If you missed NPR’s Weekend Edition this morning, you missed 10 of the best radio minutes I’ve ever heard as the host and a musicologist/pianist dissected that Depression-era classic song, “Brother, Can You Spare a Dime?”
This is radio at its best, explaining how the song’s blunt, unsentimental honesty made it the perfect anthem for the times, and showing how the songwriters achieved their effects with the skillful blending of lyrics and music.
As I noted in writing the other day about the return of Rudyard Kipling, it’s fascinating to see how the changed atmosphere brought about by the financial collapse has (re)opened our eyes (and ears) not only to new ideas about the economy and regulation, but also to older cultural artifacts all but forgotten in the heady optimism of recent years. And this is not a bad, gloomy thing at all, for at least three reasons:

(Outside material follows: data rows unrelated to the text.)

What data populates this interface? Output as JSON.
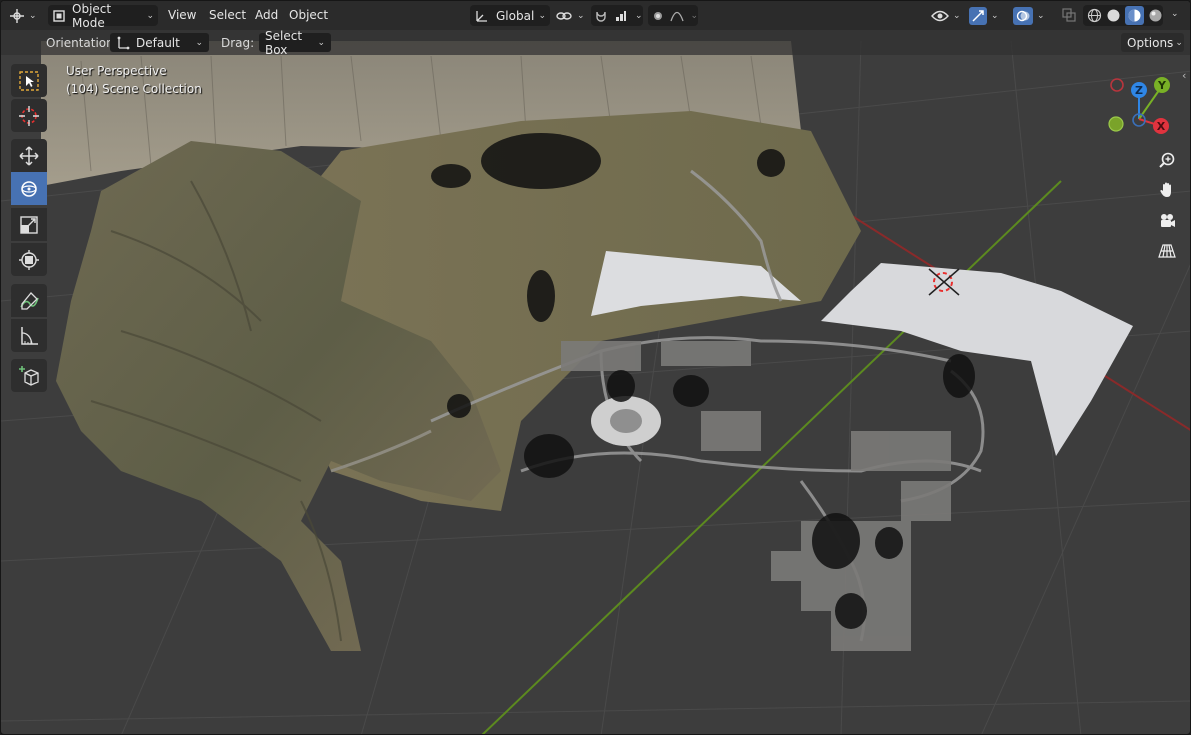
{
  "header": {
    "mode_label": "Object Mode",
    "menus": [
      "View",
      "Select",
      "Add",
      "Object"
    ],
    "transform_orientation": "Global",
    "options_label": "Options"
  },
  "tool_settings": {
    "orientation_label": "Orientation:",
    "orientation_value": "Default",
    "drag_label": "Drag:",
    "drag_value": "Select Box"
  },
  "viewport": {
    "perspective_label": "User Perspective",
    "collection_label": "(104) Scene Collection"
  },
  "gizmo": {
    "x_label": "X",
    "y_label": "Y",
    "z_label": "Z",
    "colors": {
      "x": "#e0333e",
      "y": "#79b126",
      "z": "#2f86e6"
    }
  },
  "tools": [
    "select-box-icon",
    "cursor-icon",
    "move-icon",
    "rotate-icon",
    "scale-icon",
    "transform-icon",
    "annotate-icon",
    "measure-icon",
    "add-cube-icon"
  ],
  "colors": {
    "accent": "#4772b3",
    "header": "#2b2b2b",
    "viewport_bg": "#3d3d3d"
  }
}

1. Humility. It’s not bad to have a measure of humility in our makeup, and that humility should come from remembering that our amazing postwar prosperity, which has built the largest middle class the world has ever known, is not a sure thing forever, which invites us to further ponder this ancient truth: There are no sure things forever.
2. Gratitude. As Thanksgiving nears in a time of belt-tightening, most of us should gratefully acknowledge that 20th-21st Century Americans have enjoyed more comfort, more security, and more calories than 99% of humanity has ever known. Cutting back on frivolous spending, making do a bit longer with what we’ve got, is not the end of the world, and whining about it makes us seem like spoiled children pouting because they get only one dessert rather than two.
3. We’re not alone. The Kipling poem mentioned the other day and “Brother, Can You Spare a Dime?” are only two examples of the rich tradition of pessimism, which, again, should not be confused with being mopey, gloomy and depressing. Quite the contrary. Artists, musicians and writers who explore the “dark side” of human life can encourage and uplift, as I noted in discussing this A. E. Housman poem last year.
Anyway, give yourself a weekend treat and listen to the NPR piece here. (You can also read it, but then you’ll miss hearing why the song works so well.)